The metropolis became the base for the regional headquarters of companies including oil producer Chevron Corp. and Norway’s Telenor ASA. It’s the focus of Southeast Asia’s largest auto-production base, hosting Toyota Motor Corp. and Honda Motor Co. as well as thousands of their suppliers.
Foreign direct investment slipped during past upheavals and then recovered, bolstering the moniker Teflon Thailand. Net inflows reached about $11 billion in 2012, trailing only Indonesia and Singapore in the region.
“There have been so many crises here,” said Yeap Swee Chuan, 66, a Malaysian national who has lived in Thailand for 30 years and is chief executive officer of Aapico Hitech Pcl, an auto-parts maker with a factory in Ayutthaya province, north of Bangkok, which was hit by the 2011 floods. “It’s very resilient.”
Bangkok’s benchmark stock gauge, which fell 10 percent in the final two months of 2013 during street protests against Yingluck, is up about 16 percent this year, four times the gain for the MSCI Asia Pacific Index.
Even so, resilience doesn’t equal competitiveness. Bangkok fell to 42nd in A.T. Kearney Inc.’s 2014 global cities index from 36th in 2010 and 22nd in 2008, below Beijing and Mumbai.
On the Chicago-based consulting company’s ranking of 60 emerging-market cities, measuring attributes including business activity and cultural experience, Bangkok had the steepest drop. It fell 15 places from 2008, dropping behind Manila, Kuala Lumpur and Dhaka.
Political turmoil has delayed spending on transport and infrastructure, eroding the city’s competitive advantage, said Krystal Tan, a Singapore-based analyst at Capital Economics Ltd.
“In the past, because of the edge that Bangkok had, it’s always been able to bounce back,” said Tan. “But its peers in the region like Jakarta and Manila have been catching up.”
The edge is represented by a blend of Buddhist temples, steel skyscrapers, choked roads and colorful canals. The mix has drawn movie makers since James Bond sipped a glass of 1974 Phuyuck wine at the Oriental Hotel in “The Man with the Golden Gun.” The city starred in 2011’s “Hangover II,” where locations ranged from the ritzy Lebua Sky Bar to street-level tattoo parlors.

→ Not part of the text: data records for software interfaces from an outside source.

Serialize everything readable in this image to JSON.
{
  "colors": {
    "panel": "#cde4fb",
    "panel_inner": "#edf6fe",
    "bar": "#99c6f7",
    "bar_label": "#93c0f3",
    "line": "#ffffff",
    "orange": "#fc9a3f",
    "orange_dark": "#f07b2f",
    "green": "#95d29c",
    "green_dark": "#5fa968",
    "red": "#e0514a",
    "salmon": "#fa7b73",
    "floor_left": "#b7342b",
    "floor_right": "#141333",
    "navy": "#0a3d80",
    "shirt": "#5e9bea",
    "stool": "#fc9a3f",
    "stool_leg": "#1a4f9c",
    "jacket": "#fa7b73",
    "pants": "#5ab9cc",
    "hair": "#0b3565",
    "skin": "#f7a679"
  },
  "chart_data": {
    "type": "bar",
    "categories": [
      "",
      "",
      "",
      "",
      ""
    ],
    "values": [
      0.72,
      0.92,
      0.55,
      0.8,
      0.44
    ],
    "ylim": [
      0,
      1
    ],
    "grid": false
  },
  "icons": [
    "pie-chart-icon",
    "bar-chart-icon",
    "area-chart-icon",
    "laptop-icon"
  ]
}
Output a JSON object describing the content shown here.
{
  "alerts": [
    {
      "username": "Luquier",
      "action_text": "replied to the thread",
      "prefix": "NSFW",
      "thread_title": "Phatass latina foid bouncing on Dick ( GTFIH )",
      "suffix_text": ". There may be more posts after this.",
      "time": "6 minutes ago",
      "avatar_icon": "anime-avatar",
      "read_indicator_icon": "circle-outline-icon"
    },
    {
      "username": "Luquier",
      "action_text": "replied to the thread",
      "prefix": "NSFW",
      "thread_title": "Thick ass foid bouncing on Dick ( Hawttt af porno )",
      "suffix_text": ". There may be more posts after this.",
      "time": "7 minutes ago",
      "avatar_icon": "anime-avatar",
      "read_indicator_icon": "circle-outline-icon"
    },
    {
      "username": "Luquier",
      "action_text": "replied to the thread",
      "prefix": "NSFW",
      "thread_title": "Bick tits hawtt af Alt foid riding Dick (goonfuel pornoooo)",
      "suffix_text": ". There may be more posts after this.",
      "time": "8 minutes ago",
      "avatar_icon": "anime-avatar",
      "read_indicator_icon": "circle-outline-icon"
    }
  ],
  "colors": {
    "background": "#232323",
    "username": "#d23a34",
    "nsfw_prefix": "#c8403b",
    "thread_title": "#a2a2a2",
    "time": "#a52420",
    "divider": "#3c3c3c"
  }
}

“I’ve got to come back to Bangkok to get my ink done,” said Waddell, the Australian tourist, pointing to an image of his father during his army days, freshly tattooed on his left bicep. “I go back to the same place in Khao San every time because the guy’s a genius.”
He saw little sign of a country under martial law. After the May 22 putsch, tourist and Thai social media pages were full of photos of people posing for pictures with military personnel and armored vehicles. A curfew imposed by the junta was lifted June 13 and the sandbags, soldiers and roadblocks that appeared during the anti-governments protests have largely vanished and travelers are trickling back.
And when all else fails, there’s always the bargain prices.
In a bid to take the edge off the latest intervention, coup leader and junta chief Prayuth Chan-Ocha has arranged concerts, street parties and free movie screenings to “return happiness to the people.” The junta even wangled a deal to screen World Cup soccer matches free-to-air on television, and the Tourism Authority today said it would adjust its campaign to “Amazing Thailand: Happiness Within.”
For tourists like Ken Bradshaw from Leeds, England, Bangkok still rules.
“I love the weather, the food, and the freedom of Thailand,” said the 52-year-old on his third visit, drinking a Singha beer outside the Long Gun go-go bar in Soi Cowboy, one of Bangkok’s red-light districts. “I’d love to retire here.”